Here are 12 useful shortcuts you can use while presenting with PowerPoint 2010 and 2013.

  • F5 – Pressing this key will start the presentation. By default, it should start from the first slide. If you want to start from the slide you are currently looking at, hit Shift+F5. In PowerPoint 2013, you should also be able to hit S to start a presentation, as long as you aren’t editing a slide.
  • N – Will flip to the next slide, foregoing all animations.
  • Right arrow/Down arrow/spacebar – Tapping any of these keys will trigger the next animation. If there are no animations, it will switch to the next slide.
  • P – Pressing this will flip to the previous slide.
  • Left arrow/Up arrow/backspace – Hitting any of these keys will replay the last animation or switch back to the previous slide if there are no animations.
  • Number + Enter – If you enter a number, and hit Enter, you will be taken to that slide. Be sure to hit the numbers in quick succession, or it may not work/move you to the unintended slide.
  • B – If you need to display a blank black screen, hit this. Clicking the mouse or tapping the key again should move back to the slide you were previously looking at.
  • W – If you prefer to show a blank white screen, hit this key.
  • Ctrl + P – Changes the cursor from an arrow to a dot, that you can annotate or draw on slides with. Pressing E will erase any marks made.
  • Ctrl + A – Changes the cursor to an arrow.
  • Ctrl + H – Will hide the cursor
  • Esc – Tapping this will end the presentation.
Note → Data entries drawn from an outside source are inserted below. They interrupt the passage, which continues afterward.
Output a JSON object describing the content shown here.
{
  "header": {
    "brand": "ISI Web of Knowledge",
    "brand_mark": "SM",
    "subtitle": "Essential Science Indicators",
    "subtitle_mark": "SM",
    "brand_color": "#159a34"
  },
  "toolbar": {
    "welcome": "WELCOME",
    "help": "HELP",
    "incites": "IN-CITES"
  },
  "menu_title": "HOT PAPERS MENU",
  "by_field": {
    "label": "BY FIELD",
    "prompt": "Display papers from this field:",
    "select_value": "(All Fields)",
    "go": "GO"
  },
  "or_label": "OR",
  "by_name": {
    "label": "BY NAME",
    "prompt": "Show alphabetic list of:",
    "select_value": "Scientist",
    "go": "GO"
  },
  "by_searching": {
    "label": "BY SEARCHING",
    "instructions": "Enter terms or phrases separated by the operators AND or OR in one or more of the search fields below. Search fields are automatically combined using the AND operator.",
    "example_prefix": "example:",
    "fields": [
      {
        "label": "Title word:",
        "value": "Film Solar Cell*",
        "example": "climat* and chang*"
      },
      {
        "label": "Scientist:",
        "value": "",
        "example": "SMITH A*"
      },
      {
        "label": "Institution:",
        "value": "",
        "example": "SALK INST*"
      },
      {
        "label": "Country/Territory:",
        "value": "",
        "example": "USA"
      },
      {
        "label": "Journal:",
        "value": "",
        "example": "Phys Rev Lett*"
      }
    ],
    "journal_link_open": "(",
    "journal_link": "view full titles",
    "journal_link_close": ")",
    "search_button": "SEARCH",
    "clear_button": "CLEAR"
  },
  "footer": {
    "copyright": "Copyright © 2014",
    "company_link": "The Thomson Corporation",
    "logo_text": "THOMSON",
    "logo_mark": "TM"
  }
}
These keyboard shortcuts should help make the next presentation you have to give go a bit better and may even help you if you forget your slide or move forward too quickly. If you are looking to learn more about PowerPoint or any other applications, let us know! We have a full training department available for any additional training you or your staff may need.

The End Is Near…
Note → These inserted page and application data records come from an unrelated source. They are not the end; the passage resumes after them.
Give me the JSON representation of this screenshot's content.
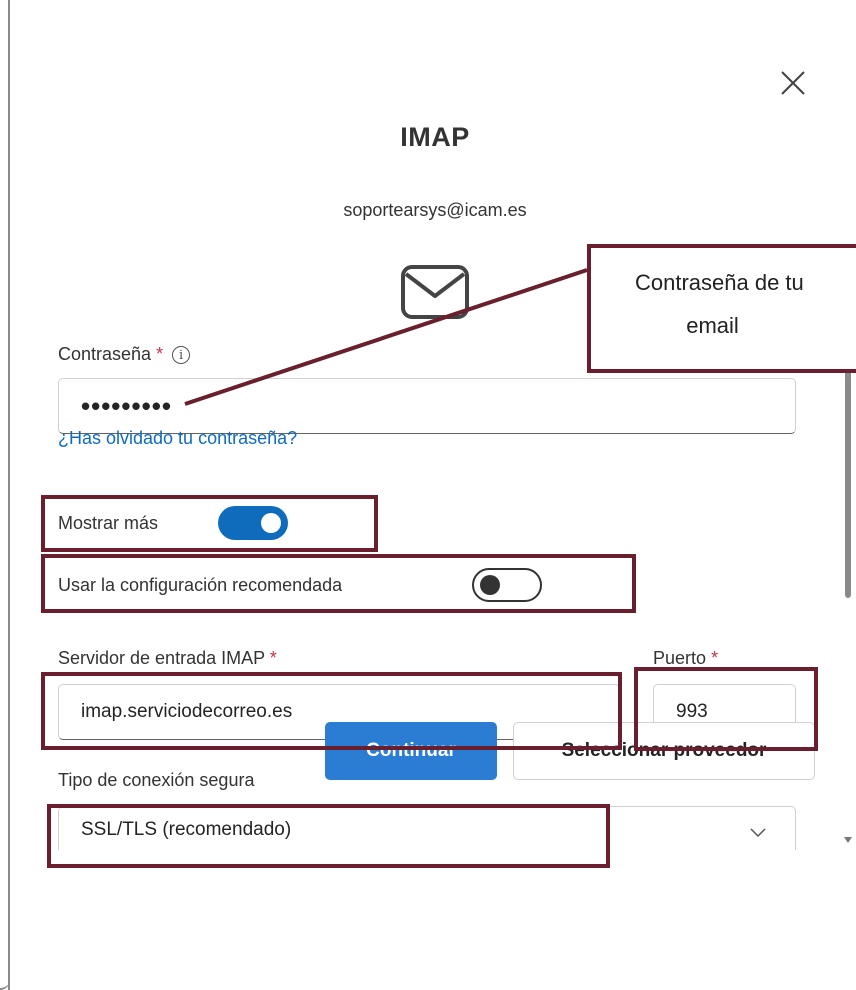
{
  "dialog": {
    "title": "IMAP",
    "email": "soportearsys@icam.es"
  },
  "password": {
    "label": "Contraseña",
    "required_mark": "*",
    "info_glyph": "i",
    "value_masked": "•••••••••"
  },
  "forgot_link": "¿Has olvidado tu contraseña?",
  "show_more": {
    "label": "Mostrar más",
    "on": true
  },
  "recommended_config": {
    "label": "Usar la configuración recomendada",
    "on": false
  },
  "imap_server": {
    "label": "Servidor de entrada IMAP",
    "required_mark": "*",
    "value": "imap.serviciodecorreo.es"
  },
  "port": {
    "label": "Puerto",
    "required_mark": "*",
    "value": "993"
  },
  "connection": {
    "label": "Tipo de conexión segura",
    "value": "SSL/TLS (recomendado)"
  },
  "buttons": {
    "continue": "Continuar",
    "select_provider": "Seleccionar proveedor"
  },
  "callout": {
    "line1": "Contraseña de tu",
    "line2": "email"
  },
  "colors": {
    "accent": "#0f6cbd",
    "primary_button": "#2b7cd3",
    "annotation": "#6a1f2e",
    "required": "#c4314b"
  },
  "icons": [
    "close-icon",
    "mail-icon",
    "info-icon",
    "chevron-down-icon"
  ]
}
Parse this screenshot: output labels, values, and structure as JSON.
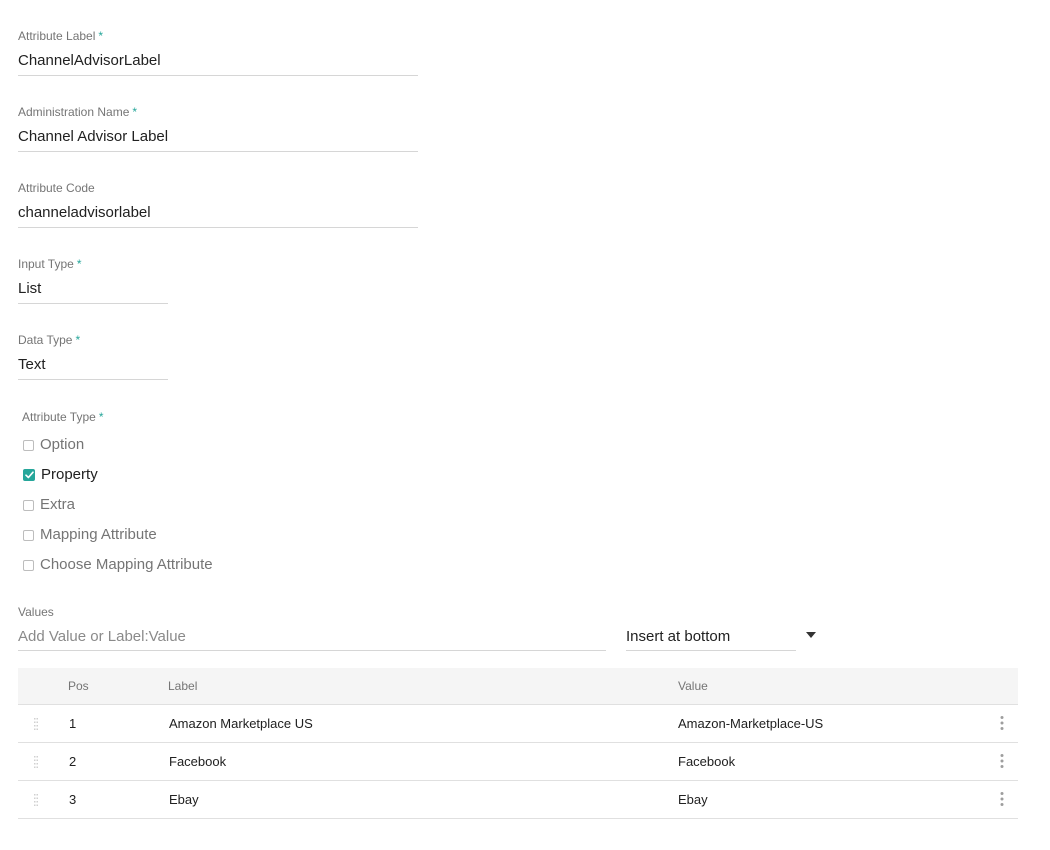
{
  "form": {
    "attribute_label": {
      "label": "Attribute Label",
      "required": "*",
      "value": "ChannelAdvisorLabel"
    },
    "administration_name": {
      "label": "Administration Name",
      "required": "*",
      "value": "Channel Advisor Label"
    },
    "attribute_code": {
      "label": "Attribute Code",
      "value": "channeladvisorlabel"
    },
    "input_type": {
      "label": "Input Type",
      "required": "*",
      "value": "List"
    },
    "data_type": {
      "label": "Data Type",
      "required": "*",
      "value": "Text"
    },
    "attribute_type": {
      "label": "Attribute Type",
      "required": "*",
      "options": [
        {
          "label": "Option",
          "checked": false
        },
        {
          "label": "Property",
          "checked": true
        },
        {
          "label": "Extra",
          "checked": false
        },
        {
          "label": "Mapping Attribute",
          "checked": false
        },
        {
          "label": "Choose Mapping Attribute",
          "checked": false
        }
      ]
    }
  },
  "values": {
    "label": "Values",
    "input_placeholder": "Add Value or Label:Value",
    "insert_position": "Insert at bottom",
    "table": {
      "headers": {
        "pos": "Pos",
        "label": "Label",
        "value": "Value"
      },
      "rows": [
        {
          "pos": "1",
          "label": "Amazon Marketplace US",
          "value": "Amazon-Marketplace-US"
        },
        {
          "pos": "2",
          "label": "Facebook",
          "value": "Facebook"
        },
        {
          "pos": "3",
          "label": "Ebay",
          "value": "Ebay"
        }
      ]
    }
  },
  "colors": {
    "accent": "#26a69a",
    "label_text": "#757575",
    "input_text": "#212121",
    "divider": "#d6d6d6",
    "table_header_bg": "#f5f5f5"
  },
  "icons": {
    "row_drag": "drag-handle-icon",
    "row_menu": "more-vert-icon",
    "select_arrow": "dropdown-arrow-icon",
    "checked": "check-icon"
  }
}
If you are still using Windows XP or Office 2003, you must make a plan to get off of these ASAP!

The end of a long overdue era is here. Microsoft has announced that all support for these products is ending on April 8, 2014. We know that sounds far away, but it’s not when you think about the time involved to research, plan and execute a strategy to move you off of XP/Office 2003 before the deadline.

“What will happen if I don’t move off of Windows XP or Office 2003 before the deadline?” 
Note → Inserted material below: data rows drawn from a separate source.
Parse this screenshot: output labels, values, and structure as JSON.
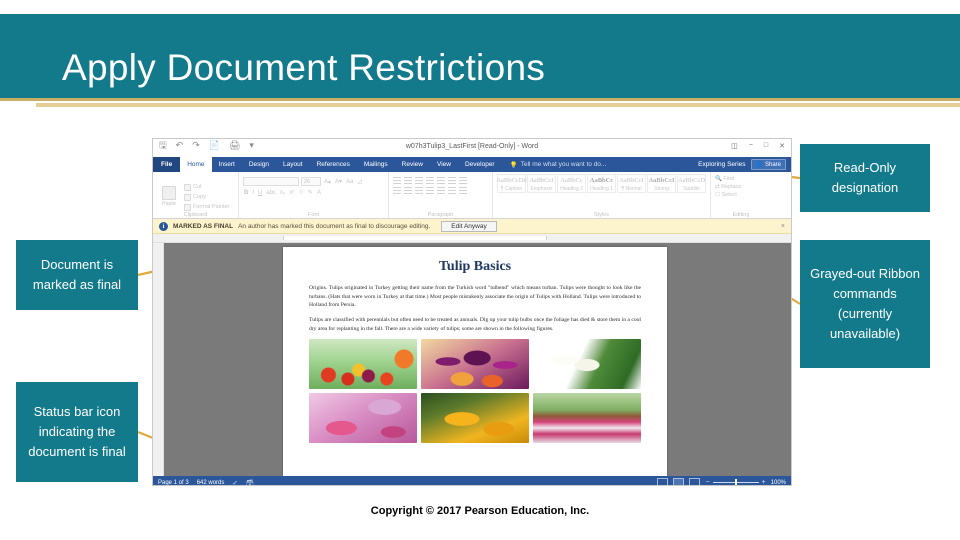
{
  "slide": {
    "title": "Apply Document Restrictions",
    "header_bg": "#137a8c",
    "accent_rule": "#c9ad63",
    "copyright": "Copyright © 2017 Pearson Education, Inc."
  },
  "callouts": {
    "doc_final": "Document is marked as final",
    "status_bar": "Status bar icon indicating the document is final",
    "read_only": "Read-Only designation",
    "grayed_out": "Grayed-out Ribbon commands (currently unavailable)"
  },
  "word": {
    "document_title": "w07h3Tulip3_LastFirst [Read-Only] - Word",
    "quick_access": [
      "save-icon",
      "undo-icon",
      "redo-icon",
      "new-icon",
      "print-preview-icon",
      "customize-qat-icon"
    ],
    "window_controls": [
      "ribbon-display-options-icon",
      "minimize-icon",
      "restore-icon",
      "close-icon"
    ],
    "account_label": "Exploring Series",
    "share_label": "Share",
    "tabs": [
      {
        "label": "File",
        "active": false,
        "is_file": true
      },
      {
        "label": "Home",
        "active": true,
        "is_file": false
      },
      {
        "label": "Insert",
        "active": false,
        "is_file": false
      },
      {
        "label": "Design",
        "active": false,
        "is_file": false
      },
      {
        "label": "Layout",
        "active": false,
        "is_file": false
      },
      {
        "label": "References",
        "active": false,
        "is_file": false
      },
      {
        "label": "Mailings",
        "active": false,
        "is_file": false
      },
      {
        "label": "Review",
        "active": false,
        "is_file": false
      },
      {
        "label": "View",
        "active": false,
        "is_file": false
      },
      {
        "label": "Developer",
        "active": false,
        "is_file": false
      }
    ],
    "tell_me": "Tell me what you want to do...",
    "ribbon": {
      "clipboard": {
        "group_label": "Clipboard",
        "paste_label": "Paste",
        "commands": [
          "Cut",
          "Copy",
          "Format Painter"
        ]
      },
      "font": {
        "group_label": "Font",
        "font_name": "",
        "font_size": "26"
      },
      "paragraph": {
        "group_label": "Paragraph"
      },
      "styles": {
        "group_label": "Styles",
        "items": [
          {
            "sample": "AaBbCcDd",
            "name": "¶ Caption"
          },
          {
            "sample": "AaBbCcI",
            "name": "Emphasis"
          },
          {
            "sample": "AaBbCc",
            "name": "Heading 2"
          },
          {
            "sample": "AaBbCc",
            "name": "Heading 1"
          },
          {
            "sample": "AaBbCcI",
            "name": "¶ Normal"
          },
          {
            "sample": "AaBbCcI",
            "name": "Strong"
          },
          {
            "sample": "AaBbCcD",
            "name": "Subtitle"
          }
        ]
      },
      "editing": {
        "group_label": "Editing",
        "commands": [
          "Find",
          "Replace",
          "Select"
        ]
      }
    },
    "message_bar": {
      "icon": "info-icon",
      "title": "MARKED AS FINAL",
      "text": "An author has marked this document as final to discourage editing.",
      "button": "Edit Anyway",
      "close": "×"
    },
    "document": {
      "heading": "Tulip Basics",
      "paragraphs": [
        "Origins. Tulips originated in Turkey getting their name from the Turkish word \"tulbend\" which means turban. Tulips were thought to look like the turbans. (Hats that were worn in Turkey at that time.) Most people mistakenly associate the origin of Tulips with Holland. Tulips were introduced to Holland from Persia.",
        "Tulips are classified with perennials but often need to be treated as annuals. Dig up your tulip bulbs once the foliage has died & store them in a cool dry area for replanting in the fall. There are a wide variety of tulips; some are shown in the following figures."
      ],
      "images": [
        "red-and-yellow-tulip-field",
        "purple-and-magenta-tulips",
        "white-tulip-bouquet",
        "pink-and-lavender-tulips",
        "yellow-tulips-closeup",
        "tulip-lined-forest-path"
      ]
    },
    "status_bar": {
      "page": "Page 1 of 3",
      "words": "642 words",
      "icons": [
        "proofing-icon",
        "marked-as-final-icon"
      ],
      "views": [
        "read-mode-view",
        "print-layout-view",
        "web-layout-view"
      ],
      "zoom": "100%"
    }
  }
}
A lot of people are asking us what will actually happen if they don’t get off before April 8, 2014. You can expect:

  • There will be no more new patches or critical security updates released for the XP (Microsoft has publicly stated this), which will leave your network open to hackers and malware. Undoubtedly, malware writers and hackers will take advantage of all remaining XP users after this date.
  • Microsoft will no longer offer any technical support for Windows XP, and the industry will follow. New applications and software will not be tested to work on XP, nor will they support it.
  • Say “goodbye” to driver releases for XP for new hardware! Trying to connect things like printers or video cards will be next to impossible
  • You will not be able to use any new hardware or software since you will run into many compatibility problems
  • The bottom line? Continuing to use XP after April 2014 is a scary “at your own risk” scenario!

How do I make the move off of XP and Office 2003?

It can be an intimidating task to come up with a solid strategy to move your company off of the twelve-year-old system, and there is so much to consider. That’s where WAMS can help – we’ve helped many people formulate and put into action a plan to move them off of XP.

  • The different applications that you use and what versions of Windows they are compatible with.
  • The current hardware and software you have: what can be re-used, what needs to be replaced, what’s compatible, and what’s not.
  • Your business goals for not just the next few months, but the next few years, and how technology can help you get there.
  • The training plan for your employees on the new systems they’ll be using.
  • The step-by-step plan for getting your company onto newer technology.
  • Of course, your budget for the upgrade and different ways to get the results you want and need.

Let us come in and help you get off of XP/Office 2003. Contact us or fill out the form to the right today for a free consult to begin building your strategy!